What makes this great is that it is unapologetically bleak when it needs to be.  Nothing is really off-limits and if you have triggers beware (rape, sex slavery, violence, blood, etc.)  But, if you get past all of that, you will see that it’s about finding your way, discovering your strengths and coming to terms with the past.

The ending was a little rushed and I could sense the setup for future books.  But, overall a great read and highly recommended.  4/5 stars.

Mini-review – Rolling in the Deep by Mira Grant

  

Fast paced, well developed, full of gore. Could you ask for anything more from a story about mermaids? Add in TV producers from a questionable network, ambitious scientists and a mermaid performance group and you have another Mira Grant/Seanan McGuire winner.
Plus, look at that gorgeous cover. 
5/5 stars. 

Review – Sorcerer to the Crown (Sorcerer Royal #1) by Zen Cho

sorcerer_front mech.inddFrom Goodreads: Magic and mayhem collide with the British elite in this whimsical and sparkling debut.

At his wit’s end, Zacharias Wythe, freed slave, eminently proficient magician, and Sorcerer Royal of the Unnatural Philosophers—one of the most respected organizations throughout all of Britain—ventures to the border of Fairyland to discover why England’s magical stocks are drying up.

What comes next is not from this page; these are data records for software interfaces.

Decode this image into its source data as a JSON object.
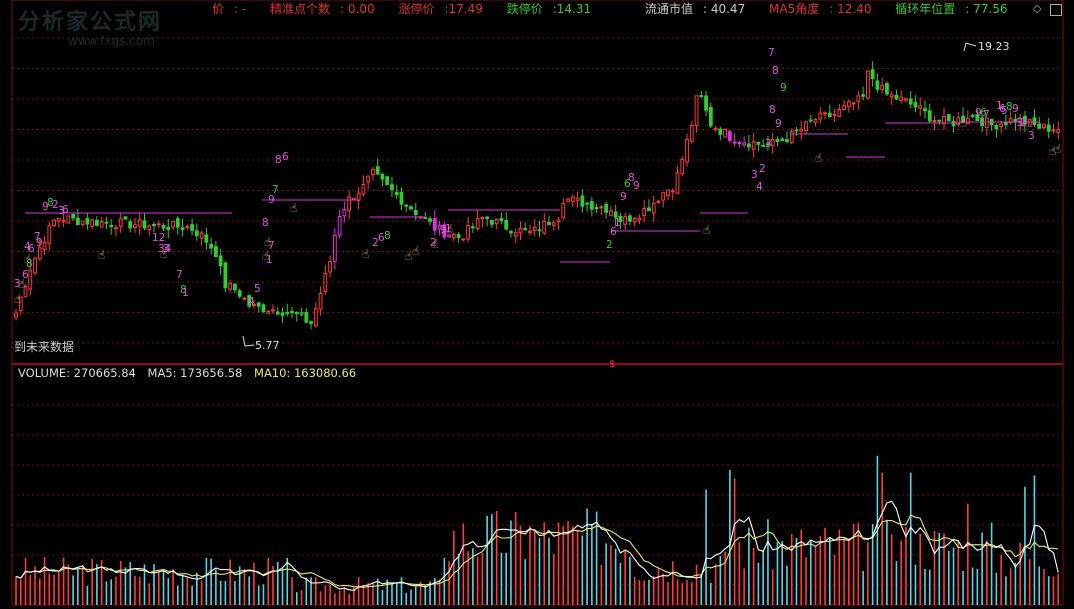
{
  "header": {
    "items": [
      {
        "label": "价",
        "value": "-",
        "color": "#e03030"
      },
      {
        "label": "精准点个数",
        "value": "0.00",
        "color": "#e03030"
      },
      {
        "label": "涨停价",
        "value": "17.49",
        "color": "#e03030"
      },
      {
        "label": "跌停价",
        "value": "14.31",
        "color": "#33cc33"
      },
      {
        "label": "流通市值",
        "value": "40.47",
        "color": "#cccccc"
      },
      {
        "label": "MA5角度",
        "value": "12.40",
        "color": "#e03030"
      },
      {
        "label": "循环年位置",
        "value": "77.56",
        "color": "#33cc33"
      }
    ]
  },
  "watermark": {
    "line1": "分析家公式网",
    "line2": "www.fxgs.com"
  },
  "note": "到未来数据",
  "corner_icons": [
    "diamond-icon",
    "square-icon"
  ],
  "volume_header": {
    "volume": "VOLUME: 270665.84",
    "ma5": "MA5: 173656.58",
    "ma10": "MA10: 163080.66"
  },
  "colors": {
    "up": "#ff3b3b",
    "down": "#33cc33",
    "signal": "#dd33dd",
    "vol_up": "#ff3b3b",
    "vol_down": "#54d6e8",
    "ma5": "#ffffff",
    "ma10": "#e8e86a",
    "separator": "#cc1111",
    "hand": "#f6c36a"
  },
  "chart_data": [
    {
      "type": "candlestick",
      "title": "",
      "ylim": [
        4.5,
        21.0
      ],
      "price_labels": [
        {
          "text": "19.23",
          "kind": "high"
        },
        {
          "text": "5.77",
          "kind": "low"
        }
      ],
      "highlight_index": 150,
      "highlight_text": "$",
      "markers": [
        "7",
        "8",
        "9",
        "8",
        "9",
        "8",
        "6",
        "9",
        "7",
        "8",
        "12",
        "34",
        "3",
        "7",
        "8",
        "1",
        "4",
        "5",
        "1",
        "7",
        "6",
        "8",
        "9",
        "9",
        "6",
        "1",
        "2",
        "3",
        "4",
        "2",
        "3",
        "6",
        "8",
        "9",
        "3",
        "2",
        "3",
        "5",
        "6",
        "7",
        "9",
        "1",
        "2",
        "6",
        "8",
        "9",
        "1",
        "2",
        "3",
        "6",
        "8",
        "9",
        "4",
        "6",
        "7",
        "9",
        "8",
        "2",
        "3",
        "6"
      ]
    },
    {
      "type": "bar",
      "title": "",
      "series": [
        {
          "name": "VOLUME",
          "last": 270665.84
        },
        {
          "name": "MA5",
          "last": 173656.58
        },
        {
          "name": "MA10",
          "last": 163080.66
        }
      ],
      "ylim": [
        0,
        760000
      ]
    }
  ]
}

But when his adventure brings him in contact with a most unusual comrade, a woman with immense power and an unfathomable gift, he sets on a path which will alter the nature of sorcery in all of Britain—and the world at large…”

 

This book frustrated me.  While reading, I was generally entertained (and for those that follow my reviews, you know that is important to me.)  But there were a few things that kept me from being immersed in the story and truly enjoying it.

First, and most noticeable, is that it seemed too similar to other stories I’ve read in the genre.  Throughout, I kept thinking of Kate Elliott’s Spiritwalker series.  The main female, Cat, has magical abilities and one of the first things we see her do is wrap herself in shadows to be invisible.  In Sorcerer to the Crown, Prunella uses a spell for invisibility to get into Zacharias’ chambers.  Spiritwalker’s male lead is Andevai who is described as being a man of color.  Here, we have Zacharias who is discriminated against because he is a man of color.  In both series, the leads try to act like they aren’t in love until something forces them to make a decision.  I also felt some similarities to the Bannon & Clare series by Lilith Saintcrow (Emma Bannon is a Prime Sorceress who serves the crown.)  Nothing was too obvious but it didn’t feel original and fresh enough when I’ve read so many others in the series.  There just wasn’t anything new.

There were missed opportunities with the stories of Pru’s parentage, the relationship between Britain and fairyland, the magical wars between other countries, etc.  They weren’t developed enough to have any emotional impact.  (I know, I know.  These things can be further fleshed out in the rest of the series.  My problem is that a novel should stand alone.  Not all questions have to be answered but major details like this need to be fleshed out or it seems incomplete.  And, I really don’t want to feel like a book is just a setup for a sequel.)

And, we do need to talk about Prunella.  While Zacharias was a sympathetic character, I pretty much hated Pru until the end.  It’s one thing to write a strong, free-willed female lead.  That’s great!  But when you make her selfish, careless and unnecessarily impudent, she isn’t likable.  Most books need lead characters that don’t cause you to roll your eyes.  Pru didn’t pass that test.

Overall, I’ve given this 3-stars as it was entertaining.  I only wish it had seemed more unique to earn more stars.

Thank you to Penguin for providing an e-copy of this book as part of their First To Read program in exchange for an honest review.